Widespread shutdowns implemented by China for the past month or so are expected to take their toll on German ports.
With more than 80,000 cases and 3,000 deaths, China has been the country worst affected by the coronavirus. Up until the outbreak the Chinese sought to maintain growth above 6 per cent in order to avoid social unrest and job losses.
Now the second-largest economy in the world faces its first quarter of zero or negative growth since the turbulent days of chairman Mao and the cultural revolution.
The economic shock of the outbreak has now been felt across the world, with falling Chinese demand for oil triggering the current Saudi-Russia price war and witnessing their largest one-day drops since the global financial crisis.

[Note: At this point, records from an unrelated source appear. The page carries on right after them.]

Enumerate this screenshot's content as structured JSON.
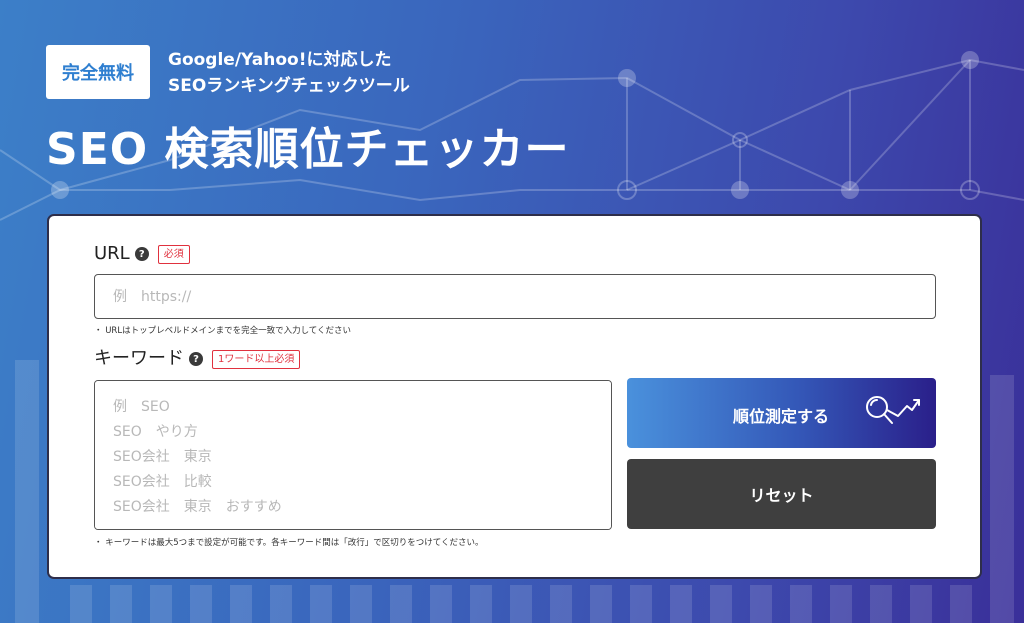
{
  "header": {
    "badge": "完全無料",
    "subtitle_line1": "Google/Yahoo!に対応した",
    "subtitle_line2": "SEOランキングチェックツール",
    "title": "SEO 検索順位チェッカー"
  },
  "form": {
    "url": {
      "label": "URL",
      "help": "?",
      "required_tag": "必須",
      "placeholder": "例　https://",
      "note": "・ URLはトップレベルドメインまでを完全一致で入力してください"
    },
    "keyword": {
      "label": "キーワード",
      "help": "?",
      "required_tag": "1ワード以上必須",
      "placeholder": "例　SEO\nSEO　やり方\nSEO会社　東京\nSEO会社　比較\nSEO会社　東京　おすすめ",
      "note": "・ キーワードは最大5つまで設定が可能です。各キーワード間は「改行」で区切りをつけてください。"
    },
    "buttons": {
      "measure": "順位測定する",
      "reset": "リセット"
    }
  },
  "colors": {
    "badge_text": "#2f7fd0",
    "required": "#e0313e",
    "reset_button": "#3f3f3f",
    "background_start": "#3c7fc8",
    "background_end": "#3a2f99"
  }
}
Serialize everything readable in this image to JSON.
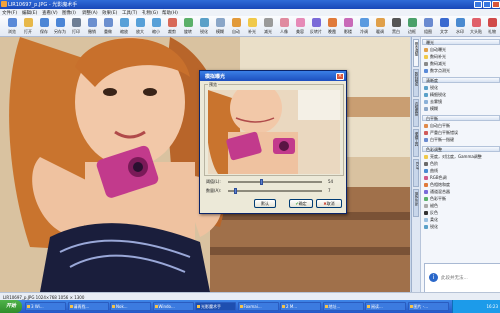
{
  "window": {
    "title": "LIR10697_p.JPG - 光影魔术手"
  },
  "menu": [
    "文件(F)",
    "编辑(E)",
    "查看(V)",
    "图像(I)",
    "调整(A)",
    "效果(E)",
    "工具(T)",
    "礼物(G)",
    "帮助(H)"
  ],
  "toolbar": [
    {
      "label": "浏览",
      "color": "#5a8ad8"
    },
    {
      "label": "打开",
      "color": "#e7b84a"
    },
    {
      "label": "保存",
      "color": "#4c86d6"
    },
    {
      "label": "另存为",
      "color": "#4c86d6"
    },
    {
      "label": "打印",
      "color": "#6f7f95"
    },
    {
      "label": "撤销",
      "color": "#6b8fcf"
    },
    {
      "label": "重做",
      "color": "#6b8fcf"
    },
    {
      "label": "缩放",
      "color": "#57a0d8"
    },
    {
      "label": "放大",
      "color": "#57a0d8"
    },
    {
      "label": "缩小",
      "color": "#57a0d8"
    },
    {
      "label": "裁剪",
      "color": "#d86a5a"
    },
    {
      "label": "旋转",
      "color": "#5bb06a"
    },
    {
      "label": "锐化",
      "color": "#5aa0c8"
    },
    {
      "label": "模糊",
      "color": "#8aa6c8"
    },
    {
      "label": "自动",
      "color": "#e29a3a"
    },
    {
      "label": "补光",
      "color": "#f0c94a"
    },
    {
      "label": "减光",
      "color": "#9a9a9a"
    },
    {
      "label": "人像",
      "color": "#e08aa0"
    },
    {
      "label": "美容",
      "color": "#e68ab8"
    },
    {
      "label": "反转片",
      "color": "#7a6ad8"
    },
    {
      "label": "晚霞",
      "color": "#e07a3a"
    },
    {
      "label": "影楼",
      "color": "#c86ab8"
    },
    {
      "label": "冷调",
      "color": "#5a9ae0"
    },
    {
      "label": "暖调",
      "color": "#e0a04a"
    },
    {
      "label": "黑白",
      "color": "#555555"
    },
    {
      "label": "边框",
      "color": "#4aa06a"
    },
    {
      "label": "组图",
      "color": "#6a8ad0"
    },
    {
      "label": "文字",
      "color": "#3a6ad0"
    },
    {
      "label": "水印",
      "color": "#4a8ad0"
    },
    {
      "label": "大头贴",
      "color": "#e0606a"
    },
    {
      "label": "礼物",
      "color": "#d04a4a"
    }
  ],
  "panel": {
    "tabs": [
      "基本调整",
      "数码暗房",
      "边框图层",
      "便捷工具",
      "EXIF",
      "操作历史"
    ],
    "sections": [
      {
        "title": "曝光",
        "items": [
          {
            "label": "自动曝光",
            "color": "#e0a04a"
          },
          {
            "label": "数码补光",
            "color": "#f0c94a"
          },
          {
            "label": "数码减光",
            "color": "#8a8a8a"
          },
          {
            "label": "数字点测光",
            "color": "#5a8ad8"
          }
        ]
      },
      {
        "title": "清晰度",
        "items": [
          {
            "label": "锐化",
            "color": "#5aa0c8"
          },
          {
            "label": "精细锐化",
            "color": "#5aa0c8"
          },
          {
            "label": "去雾镜",
            "color": "#8ab0d8"
          },
          {
            "label": "模糊",
            "color": "#8aa6c8"
          }
        ]
      },
      {
        "title": "白平衡",
        "items": [
          {
            "label": "自动白平衡",
            "color": "#e08a4a"
          },
          {
            "label": "严重白平衡错误",
            "color": "#d05a5a"
          },
          {
            "label": "白平衡一指键",
            "color": "#6a8ad0"
          }
        ]
      },
      {
        "title": "色彩调整",
        "items": [
          {
            "label": "亮度，对比度，Gamma调整",
            "color": "#f0c94a"
          },
          {
            "label": "色阶",
            "color": "#6a6a6a"
          },
          {
            "label": "曲线",
            "color": "#4a8ad0"
          },
          {
            "label": "RGB色调",
            "color": "#d05a8a"
          },
          {
            "label": "色相饱和度",
            "color": "#e07a3a"
          },
          {
            "label": "通道混合器",
            "color": "#7a6ad8"
          },
          {
            "label": "色彩平衡",
            "color": "#5ab06a"
          },
          {
            "label": "褪色",
            "color": "#aaaaaa"
          },
          {
            "label": "反色",
            "color": "#333333"
          },
          {
            "label": "柔化",
            "color": "#9ac0e0"
          },
          {
            "label": "锐化",
            "color": "#5aa0c8"
          }
        ]
      }
    ],
    "help_text": "此段并无法..."
  },
  "dialog": {
    "title": "模拟曝光",
    "preview_label": "预览",
    "sliders": [
      {
        "label": "阈值(L):",
        "value": "54",
        "fraction": 0.35
      },
      {
        "label": "数量(A):",
        "value": "7",
        "fraction": 0.07
      }
    ],
    "buttons": {
      "default": "默认",
      "ok": "确定",
      "cancel": "取消"
    }
  },
  "status": {
    "text": "LIR10697_p.JPG    1024×768    1056 × 1300"
  },
  "taskbar": {
    "start": "开始",
    "tasks": [
      "3 Wi...",
      "请再找...",
      "Nok...",
      "Windo...",
      "光影魔术手",
      "Foxmai...",
      "2 M...",
      "地址...",
      "阅读...",
      "图片 -..."
    ],
    "clock": "16:23"
  }
}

The shipping industry has not escaped unscathed. Indeed, according to the shipping data service Alphaliner, more tonnage of container ships is currently idle around the globe now than in 2008.
With deliveries from China to Germany taking six weeks, the ports of Europe’s largest economy are only now feeling the full effect of the disruption. As China is Germany’s biggest trading partner, the effect of the slowdown is expected to be significant.
Hamburg, the country’s main port, is bracing itself for impact. Last year more than 25 per cent of the 9.3 million 20ft equivalent units (TEU) of it traded either went to or came from China.
The world’s leading shipping firms have already begun to suffer as a result of the global crisis. Maersk (OMX) and Hapag-Lloyd (HLAG) have fallen 31.4 and 16.9 per cent respectively in the past month alone.
Even before the coronavirus outbreak the Baltic Dry index had slumped as the global shipping sector struggled to cope with the protracted US-China trade war and global economic slowdown.
While Chinese president Xi Jinping sought to signal in his first trip to the virus’s epicentre in Wuhan that the country is returning to normal, Germany is braced for a recession.
German government officials are expected to assemble a significant stimulus package in order to bolster the export-dependent economy. That chancellor Angela Merkel signalled in a conference this week the possibility that the government could break its longstanding zero deficit rule indicates the gravity of the situation facing the country.